On the street, my body continued its revolt. Some malevolent force sent electric shocks up my spine, unraveling my thoughts. Believing I’d crossed the threshold of mental collapse, I found myself unable to meet the eyes of other pedestrians for fear that their gaze might expose my insanity. The noise of traffic, the million footsteps hitting the pavement, a chorus of honking horns. I was paralyzed inside my fear, each sound shaking my being to its core.

I’d always understood this experience as a moment of unreality brought on by a creeping depression, but now I see that I’d come uncomfortably close to the truth of things. I hadn’t been enlisted by the zeitgeist to supply the sound of tomorrow. I was no wunderkind, no Bob Dylan. I couldn’t write songs, I couldn’t sing, and, most importantly, my art wasn’t going to deliver me from myself.

On that December day, my physical being registered as panic the magnificent gap between illusion and reality. I thought I had been pursuing the artist’s life, but I’d gone out looking for myself only to discover the simulacrum of an individual who didn’t exist, constructing a fantasy that evaporated on contact with the truth of things.

In time, I resumed my creative pursuits, becoming a poet. But my breakdown radically shifted my sense of the world and the nature of my work. Rather than trying to transform myself into a new being, I became fascinated by being itself, investigating the slippery edges of experience and the many paradoxes underlying personal identity. I cast Dylan aside for new models like Paul Celan. “And are these paths only detours, detours from you to you? ” he asks in his Meridian speech. For Celan the poet, “I” seemed an entity located and lost by turns along the circular route of artistic endeavor, the one I’d gotten tangled up in as a naive and delusional 18-year-old, finding only confusion and desires the nature of which I had neither the wisdom nor maturity to understand.

Am I on that road now? I have often asked myself since then, wondering what I’m searching for in my art, my relationships, my intermittent moves across the country in pursuit of some new city, some new life.
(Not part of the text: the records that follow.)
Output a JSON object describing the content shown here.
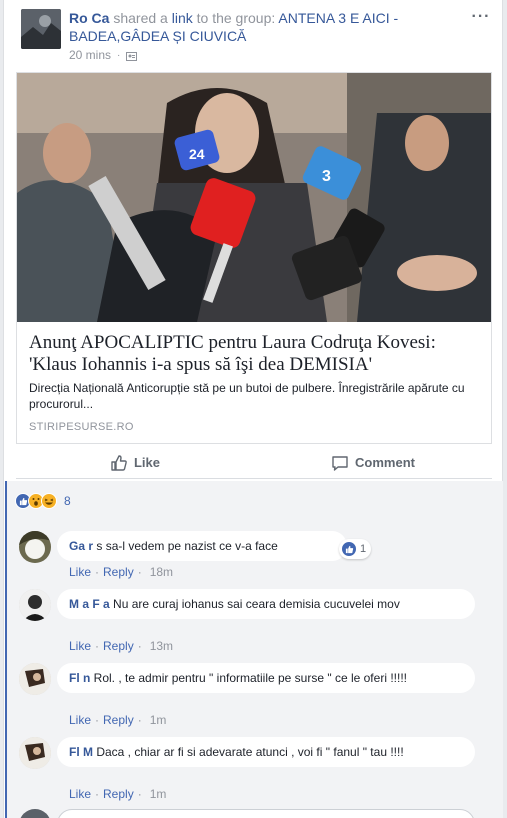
{
  "post": {
    "author": "Ro       Ca",
    "shared_text": "shared a",
    "link_word": "link",
    "to_text": "to the group:",
    "group": "ANTENA 3 E AICI - BADEA,GÂDEA ȘI CIUVICĂ",
    "time": "20 mins",
    "more": "···"
  },
  "link_card": {
    "title": "Anunţ APOCALIPTIC pentru Laura Codruţa Kovesi: 'Klaus Iohannis i-a spus să îşi dea DEMISIA'",
    "description": "Direcția Națională Anticorupție stă pe un butoi de pulbere. Înregistrările apărute cu procurorul...",
    "domain": "STIRIPESURSE.RO",
    "image_labels": {
      "mic1": "24",
      "mic2": "3"
    }
  },
  "actions": {
    "like": "Like",
    "comment": "Comment"
  },
  "reactions": {
    "count": "8"
  },
  "comments": [
    {
      "author": "Ga         r",
      "text": "s sa-l vedem pe nazist ce v-a face",
      "like": "Like",
      "reply": "Reply",
      "time": "18m",
      "reaction_count": "1"
    },
    {
      "author": "M    a  F     a",
      "text": "Nu are curaj iohanus sai ceara demisia cucuvelei mov",
      "like": "Like",
      "reply": "Reply",
      "time": "13m"
    },
    {
      "author": "Fl          n",
      "text": "Rol.          , te admir pentru \" informatiile pe surse \" ce le oferi !!!!!",
      "like": "Like",
      "reply": "Reply",
      "time": "1m"
    },
    {
      "author": "Fl       M    ",
      "text": "Daca , chiar ar fi si adevarate atunci , voi fi \" fanul \" tau !!!!",
      "like": "Like",
      "reply": "Reply",
      "time": "1m"
    }
  ]
}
Maybe it’s that strange, recursive being I seem to catch only in fleeting Ruckenfigur glimpses–myself, in other words–though I’ve long accepted that I’ll never find him. The closer I come to this person, the further away he seems to get. Indeed, he moves with the reticence of time.